__PROBLEM DESCRIPTION__
Search for the word "chevron" in the entries. Each line that holds it should be copied.
SUPPLIED MATERIAL START
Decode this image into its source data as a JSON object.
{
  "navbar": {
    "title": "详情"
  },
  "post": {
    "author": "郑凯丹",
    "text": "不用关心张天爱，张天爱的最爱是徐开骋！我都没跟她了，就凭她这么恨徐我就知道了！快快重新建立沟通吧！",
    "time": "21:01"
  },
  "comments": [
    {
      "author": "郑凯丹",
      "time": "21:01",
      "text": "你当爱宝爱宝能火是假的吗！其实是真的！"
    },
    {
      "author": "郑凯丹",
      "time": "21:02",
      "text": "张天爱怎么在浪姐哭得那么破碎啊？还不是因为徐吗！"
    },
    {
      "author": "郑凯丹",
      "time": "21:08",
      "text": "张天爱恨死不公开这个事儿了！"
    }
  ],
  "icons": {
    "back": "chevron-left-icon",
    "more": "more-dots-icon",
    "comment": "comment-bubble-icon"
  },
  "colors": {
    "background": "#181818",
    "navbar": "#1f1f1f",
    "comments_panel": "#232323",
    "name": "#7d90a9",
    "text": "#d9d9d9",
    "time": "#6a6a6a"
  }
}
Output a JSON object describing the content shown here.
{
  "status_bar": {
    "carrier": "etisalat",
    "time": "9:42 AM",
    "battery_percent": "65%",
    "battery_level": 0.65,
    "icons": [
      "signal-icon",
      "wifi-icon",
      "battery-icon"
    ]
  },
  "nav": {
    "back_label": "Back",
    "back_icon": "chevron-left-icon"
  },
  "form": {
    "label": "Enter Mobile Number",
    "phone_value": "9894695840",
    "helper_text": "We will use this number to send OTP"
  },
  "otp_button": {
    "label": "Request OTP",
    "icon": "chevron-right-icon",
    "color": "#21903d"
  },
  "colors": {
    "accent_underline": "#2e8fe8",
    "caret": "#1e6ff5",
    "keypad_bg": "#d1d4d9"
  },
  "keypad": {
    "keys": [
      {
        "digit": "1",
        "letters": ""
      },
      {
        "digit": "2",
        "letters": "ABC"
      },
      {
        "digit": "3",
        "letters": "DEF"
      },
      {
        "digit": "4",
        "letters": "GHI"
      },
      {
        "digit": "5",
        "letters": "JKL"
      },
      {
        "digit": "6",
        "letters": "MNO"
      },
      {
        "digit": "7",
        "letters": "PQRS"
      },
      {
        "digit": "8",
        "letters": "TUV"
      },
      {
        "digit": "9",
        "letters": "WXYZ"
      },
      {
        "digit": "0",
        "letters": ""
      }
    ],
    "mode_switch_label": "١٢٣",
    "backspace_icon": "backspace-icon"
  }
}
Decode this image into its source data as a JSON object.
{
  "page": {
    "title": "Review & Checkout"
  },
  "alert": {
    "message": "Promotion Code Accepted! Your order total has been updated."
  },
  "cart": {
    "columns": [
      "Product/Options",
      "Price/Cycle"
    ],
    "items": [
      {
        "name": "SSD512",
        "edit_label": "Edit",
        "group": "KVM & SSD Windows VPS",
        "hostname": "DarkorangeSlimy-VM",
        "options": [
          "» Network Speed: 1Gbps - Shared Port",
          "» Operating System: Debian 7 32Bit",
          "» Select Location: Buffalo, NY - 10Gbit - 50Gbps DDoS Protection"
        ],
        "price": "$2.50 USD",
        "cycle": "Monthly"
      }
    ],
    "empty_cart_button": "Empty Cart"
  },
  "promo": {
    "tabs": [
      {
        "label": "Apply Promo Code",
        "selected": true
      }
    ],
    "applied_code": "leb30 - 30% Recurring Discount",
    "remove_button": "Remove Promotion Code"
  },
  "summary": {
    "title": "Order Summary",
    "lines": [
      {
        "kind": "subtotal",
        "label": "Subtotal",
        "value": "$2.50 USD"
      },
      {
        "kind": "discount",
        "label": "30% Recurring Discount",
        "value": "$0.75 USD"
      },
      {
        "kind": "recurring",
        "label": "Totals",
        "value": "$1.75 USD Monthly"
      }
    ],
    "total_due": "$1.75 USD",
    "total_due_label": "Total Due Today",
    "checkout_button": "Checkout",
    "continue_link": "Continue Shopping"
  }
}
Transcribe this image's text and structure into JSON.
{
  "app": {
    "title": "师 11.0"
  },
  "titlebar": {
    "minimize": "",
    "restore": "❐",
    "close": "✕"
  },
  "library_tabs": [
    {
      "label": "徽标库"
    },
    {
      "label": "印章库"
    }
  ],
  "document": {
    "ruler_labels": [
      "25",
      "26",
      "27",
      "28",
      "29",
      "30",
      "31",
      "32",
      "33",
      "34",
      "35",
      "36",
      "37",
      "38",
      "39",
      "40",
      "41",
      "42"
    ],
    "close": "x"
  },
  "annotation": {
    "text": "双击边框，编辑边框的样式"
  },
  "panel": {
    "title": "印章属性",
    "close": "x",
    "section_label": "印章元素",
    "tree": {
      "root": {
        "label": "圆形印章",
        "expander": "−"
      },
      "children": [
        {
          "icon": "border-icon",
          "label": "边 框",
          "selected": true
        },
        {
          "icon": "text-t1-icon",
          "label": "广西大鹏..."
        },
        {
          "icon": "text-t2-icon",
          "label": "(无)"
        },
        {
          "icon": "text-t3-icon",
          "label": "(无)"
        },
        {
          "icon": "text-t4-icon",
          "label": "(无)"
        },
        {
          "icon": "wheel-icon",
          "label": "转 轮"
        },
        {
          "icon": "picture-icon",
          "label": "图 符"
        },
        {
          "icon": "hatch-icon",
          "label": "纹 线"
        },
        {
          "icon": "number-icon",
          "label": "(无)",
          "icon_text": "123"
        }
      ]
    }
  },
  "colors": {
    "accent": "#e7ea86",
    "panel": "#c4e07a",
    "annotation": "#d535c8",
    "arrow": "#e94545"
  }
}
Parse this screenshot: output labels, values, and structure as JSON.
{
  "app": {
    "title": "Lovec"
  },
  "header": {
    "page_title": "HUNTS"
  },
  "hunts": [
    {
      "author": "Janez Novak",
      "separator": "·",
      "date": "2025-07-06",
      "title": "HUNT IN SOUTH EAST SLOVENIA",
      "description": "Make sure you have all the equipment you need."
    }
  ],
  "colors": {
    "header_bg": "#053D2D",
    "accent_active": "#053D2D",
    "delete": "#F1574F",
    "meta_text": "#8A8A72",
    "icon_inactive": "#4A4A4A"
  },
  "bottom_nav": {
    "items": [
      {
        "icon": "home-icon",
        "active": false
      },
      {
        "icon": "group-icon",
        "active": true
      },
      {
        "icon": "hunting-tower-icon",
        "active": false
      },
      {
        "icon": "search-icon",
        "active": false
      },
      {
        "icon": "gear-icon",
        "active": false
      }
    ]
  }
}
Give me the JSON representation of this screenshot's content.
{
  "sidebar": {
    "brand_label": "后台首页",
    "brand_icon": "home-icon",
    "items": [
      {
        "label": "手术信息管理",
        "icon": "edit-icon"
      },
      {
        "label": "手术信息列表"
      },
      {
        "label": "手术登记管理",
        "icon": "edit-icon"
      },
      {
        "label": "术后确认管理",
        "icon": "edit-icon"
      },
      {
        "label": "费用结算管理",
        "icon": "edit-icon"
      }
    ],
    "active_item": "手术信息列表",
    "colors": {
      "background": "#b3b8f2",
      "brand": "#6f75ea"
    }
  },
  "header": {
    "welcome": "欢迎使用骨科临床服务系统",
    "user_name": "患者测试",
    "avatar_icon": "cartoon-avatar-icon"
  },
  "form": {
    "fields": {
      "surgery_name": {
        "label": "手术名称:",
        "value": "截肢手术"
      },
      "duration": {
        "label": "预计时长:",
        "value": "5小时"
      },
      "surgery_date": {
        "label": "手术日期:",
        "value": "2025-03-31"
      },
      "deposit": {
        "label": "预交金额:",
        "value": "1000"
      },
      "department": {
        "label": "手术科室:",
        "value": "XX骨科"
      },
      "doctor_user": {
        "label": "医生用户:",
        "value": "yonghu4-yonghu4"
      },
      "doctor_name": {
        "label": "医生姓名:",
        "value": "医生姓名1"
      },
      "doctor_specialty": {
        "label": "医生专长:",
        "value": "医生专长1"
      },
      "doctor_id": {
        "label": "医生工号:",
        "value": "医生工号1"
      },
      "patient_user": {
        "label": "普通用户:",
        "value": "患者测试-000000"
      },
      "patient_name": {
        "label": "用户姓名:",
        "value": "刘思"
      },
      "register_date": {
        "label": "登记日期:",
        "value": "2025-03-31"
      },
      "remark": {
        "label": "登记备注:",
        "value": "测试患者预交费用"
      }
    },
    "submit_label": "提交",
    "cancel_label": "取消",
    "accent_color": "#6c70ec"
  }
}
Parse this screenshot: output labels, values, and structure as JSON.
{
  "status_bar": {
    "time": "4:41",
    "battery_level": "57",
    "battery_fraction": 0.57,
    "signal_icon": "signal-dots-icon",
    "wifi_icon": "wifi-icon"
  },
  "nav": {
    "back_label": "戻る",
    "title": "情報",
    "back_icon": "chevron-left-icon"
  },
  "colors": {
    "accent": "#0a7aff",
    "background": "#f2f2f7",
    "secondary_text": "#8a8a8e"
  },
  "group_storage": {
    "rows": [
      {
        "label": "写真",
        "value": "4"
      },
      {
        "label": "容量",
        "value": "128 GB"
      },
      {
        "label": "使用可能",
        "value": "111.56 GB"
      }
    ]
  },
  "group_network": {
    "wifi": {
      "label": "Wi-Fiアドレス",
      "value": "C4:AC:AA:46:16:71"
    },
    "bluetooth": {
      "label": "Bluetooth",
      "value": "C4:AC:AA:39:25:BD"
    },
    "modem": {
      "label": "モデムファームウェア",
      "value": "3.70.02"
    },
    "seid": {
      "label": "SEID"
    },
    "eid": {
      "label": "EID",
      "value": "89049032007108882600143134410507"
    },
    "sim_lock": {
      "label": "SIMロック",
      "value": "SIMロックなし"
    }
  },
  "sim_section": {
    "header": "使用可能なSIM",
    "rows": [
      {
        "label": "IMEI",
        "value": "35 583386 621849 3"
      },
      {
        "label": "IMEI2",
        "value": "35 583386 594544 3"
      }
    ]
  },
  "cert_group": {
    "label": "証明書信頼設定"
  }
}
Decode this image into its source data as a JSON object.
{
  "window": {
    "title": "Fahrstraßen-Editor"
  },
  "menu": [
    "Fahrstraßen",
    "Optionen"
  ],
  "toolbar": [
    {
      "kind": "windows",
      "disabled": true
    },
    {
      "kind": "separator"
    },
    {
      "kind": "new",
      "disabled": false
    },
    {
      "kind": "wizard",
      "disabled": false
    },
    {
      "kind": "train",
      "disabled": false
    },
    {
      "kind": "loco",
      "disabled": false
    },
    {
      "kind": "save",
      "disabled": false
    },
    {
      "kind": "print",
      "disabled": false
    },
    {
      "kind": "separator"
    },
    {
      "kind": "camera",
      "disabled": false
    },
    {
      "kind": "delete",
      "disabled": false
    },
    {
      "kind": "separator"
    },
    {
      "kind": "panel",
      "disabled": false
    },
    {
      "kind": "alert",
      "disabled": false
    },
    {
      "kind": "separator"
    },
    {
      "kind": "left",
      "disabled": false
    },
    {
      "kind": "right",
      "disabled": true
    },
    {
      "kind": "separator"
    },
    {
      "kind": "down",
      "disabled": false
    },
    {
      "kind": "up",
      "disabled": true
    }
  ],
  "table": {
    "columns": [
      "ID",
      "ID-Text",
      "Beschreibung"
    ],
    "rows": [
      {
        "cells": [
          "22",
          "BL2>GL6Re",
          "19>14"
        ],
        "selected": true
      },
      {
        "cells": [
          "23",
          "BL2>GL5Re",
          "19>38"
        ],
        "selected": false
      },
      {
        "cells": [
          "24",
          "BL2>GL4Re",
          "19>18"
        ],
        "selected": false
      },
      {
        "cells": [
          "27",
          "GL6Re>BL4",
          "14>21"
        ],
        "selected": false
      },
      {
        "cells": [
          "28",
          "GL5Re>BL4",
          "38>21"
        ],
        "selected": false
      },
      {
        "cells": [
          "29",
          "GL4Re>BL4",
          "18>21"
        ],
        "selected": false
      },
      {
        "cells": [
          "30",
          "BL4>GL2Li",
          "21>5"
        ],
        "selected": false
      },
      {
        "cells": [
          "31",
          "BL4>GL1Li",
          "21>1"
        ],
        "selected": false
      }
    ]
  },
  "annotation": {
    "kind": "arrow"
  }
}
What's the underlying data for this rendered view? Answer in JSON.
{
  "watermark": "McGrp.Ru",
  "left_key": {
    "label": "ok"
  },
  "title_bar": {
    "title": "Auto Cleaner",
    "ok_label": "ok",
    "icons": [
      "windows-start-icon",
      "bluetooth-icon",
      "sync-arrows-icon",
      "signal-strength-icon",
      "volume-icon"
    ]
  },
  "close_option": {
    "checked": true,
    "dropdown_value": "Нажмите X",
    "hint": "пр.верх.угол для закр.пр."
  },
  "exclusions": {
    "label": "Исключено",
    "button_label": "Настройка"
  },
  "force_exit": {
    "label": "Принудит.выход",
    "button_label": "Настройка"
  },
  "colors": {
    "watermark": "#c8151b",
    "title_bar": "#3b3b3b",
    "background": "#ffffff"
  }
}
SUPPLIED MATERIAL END
__ANSWER SPACE__
    "back": "chevron-left-icon",
    "back_icon": "chevron-left-icon"
    "icon": "chevron-right-icon",
    "back_icon": "chevron-left-icon"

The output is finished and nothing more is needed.